The film is a German, Serbian coproduction about a widowed mother Astrid played by Maren Eggert whose young son Phillip played by Jakob Lassalle runs away from home and lives in the wild for a week returning mysteriously without any explanation.
When the 13-year-old Phillip continues to refuse to say anything about where he has been Astrid and Phillip’s teachers at school think the unexplained disappearance must be related to the recent loss of his father. Astrid begins to ask herself questions about her middle-class life and values and her career. Things reach a crisis when Phillip is admitted to hospital with blood poisoning leaving Astrid is a nervous wreck, ridden with guilt and hounded with feelings of failure as a mother. Astrid is still grieving for her husband two years after his death leaving her emotionally drained and unable to connect or share her grief with her children. Phillip’s younger sister Flo played by Clara Moeller tries to connect with her brother but feels cut off from her mother. The family seems to be falling apart.
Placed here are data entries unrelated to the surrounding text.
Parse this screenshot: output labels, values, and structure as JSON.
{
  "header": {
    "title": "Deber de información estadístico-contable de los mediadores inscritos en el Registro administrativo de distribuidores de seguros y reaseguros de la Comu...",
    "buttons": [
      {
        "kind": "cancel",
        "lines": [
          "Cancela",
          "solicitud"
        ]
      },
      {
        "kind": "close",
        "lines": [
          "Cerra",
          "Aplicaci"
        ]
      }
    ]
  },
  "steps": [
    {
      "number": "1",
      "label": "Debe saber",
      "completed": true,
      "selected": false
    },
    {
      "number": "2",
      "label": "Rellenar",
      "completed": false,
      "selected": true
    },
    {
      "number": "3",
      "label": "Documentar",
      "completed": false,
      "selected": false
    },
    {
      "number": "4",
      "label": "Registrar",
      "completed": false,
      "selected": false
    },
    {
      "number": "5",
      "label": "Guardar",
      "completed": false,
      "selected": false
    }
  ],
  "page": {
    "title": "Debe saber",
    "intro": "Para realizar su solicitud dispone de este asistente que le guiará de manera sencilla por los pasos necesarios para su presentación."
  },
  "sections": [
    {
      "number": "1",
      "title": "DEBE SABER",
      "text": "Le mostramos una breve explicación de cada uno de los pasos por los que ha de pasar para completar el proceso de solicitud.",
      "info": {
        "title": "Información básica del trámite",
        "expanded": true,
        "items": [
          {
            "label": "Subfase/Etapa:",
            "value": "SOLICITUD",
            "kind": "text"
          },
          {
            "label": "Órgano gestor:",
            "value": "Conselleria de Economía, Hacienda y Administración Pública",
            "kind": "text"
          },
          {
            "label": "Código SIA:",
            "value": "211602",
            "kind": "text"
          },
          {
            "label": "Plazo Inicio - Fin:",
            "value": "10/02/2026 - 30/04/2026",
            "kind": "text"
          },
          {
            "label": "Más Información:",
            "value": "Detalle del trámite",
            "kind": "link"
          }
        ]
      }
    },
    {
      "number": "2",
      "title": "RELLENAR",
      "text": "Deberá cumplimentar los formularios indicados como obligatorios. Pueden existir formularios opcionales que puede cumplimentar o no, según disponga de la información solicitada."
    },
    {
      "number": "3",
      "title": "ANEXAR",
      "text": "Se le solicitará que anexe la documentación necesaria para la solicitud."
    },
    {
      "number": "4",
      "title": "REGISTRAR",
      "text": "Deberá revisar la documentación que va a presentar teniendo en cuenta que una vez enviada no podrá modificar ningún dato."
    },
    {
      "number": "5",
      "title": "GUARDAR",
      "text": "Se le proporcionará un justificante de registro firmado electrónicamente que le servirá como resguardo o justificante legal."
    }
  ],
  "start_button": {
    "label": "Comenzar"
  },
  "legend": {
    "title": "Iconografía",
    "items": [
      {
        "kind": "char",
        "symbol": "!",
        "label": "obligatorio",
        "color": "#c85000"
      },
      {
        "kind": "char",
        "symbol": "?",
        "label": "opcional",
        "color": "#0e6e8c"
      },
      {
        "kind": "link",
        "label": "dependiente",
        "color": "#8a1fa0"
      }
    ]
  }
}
While the story may be simple Schanelec’s approach to telling it is anything but. The story has long stretches of scenes without dialogue and a very large part of the film centres around rehearsals of a school production of Shakespeare’s Hamlet with Phillip cast as Hamlet. Much of the dialogue is lifted from Hamlet and we should grasp something significant and profound running through the story from all this not doubt although viewers will struggle to understand exactly what that is and how it relates to the struggle the family is going through and this heavy reliance on this device is sure to be one of the things that divides audiences about whether the film’s striving for layers of meaning spills over into pretentiousness.
Other non-linear devices also serve to make the highly stylised storyline mysterious and opaque. The simple purchase of a used bicycle by Astrid becomes a whole subplot and possibly a metaphor for how she seems unable to cope with life. One of the film’s greatest assets is its leading actress Maren Eggert who surely deserves some sort of prize for her portrayal of Astrid. One of the longest and most interesting dialogues in the film is when Astrid runs into Serbian filmmaker Dane Komljen by chance and he proceeds to give a long unasked for intellectual critique of his work.
While the film is often overly heavy in its self-imposed profundity there are nonetheless glimpses of humour that lighten it from time to time and give it more viewer appeal. The complex nature of the film means it is probably necessary to view it more than once to absorb all it has to offer although in today’s crowded media environment that may be too great an investment to ask.
I Was At Home But/ Ich war zuhause, aber (Germany, Serbia)
Directed by Angela Schanelec
Produced by Nachmittagfilm
Coproduced by Dart Film & Video www.dartfilm.com , ZDF/3sat
Supported by Film Center Serbia www.fcs.rs
Sales: Deutsche Kinemathek www.deutsche-kinemathek.de
Cast: Maren Eggert, Jakob Lassalle, Clara Möller, Franz Rogowski, Lilith Stangenberg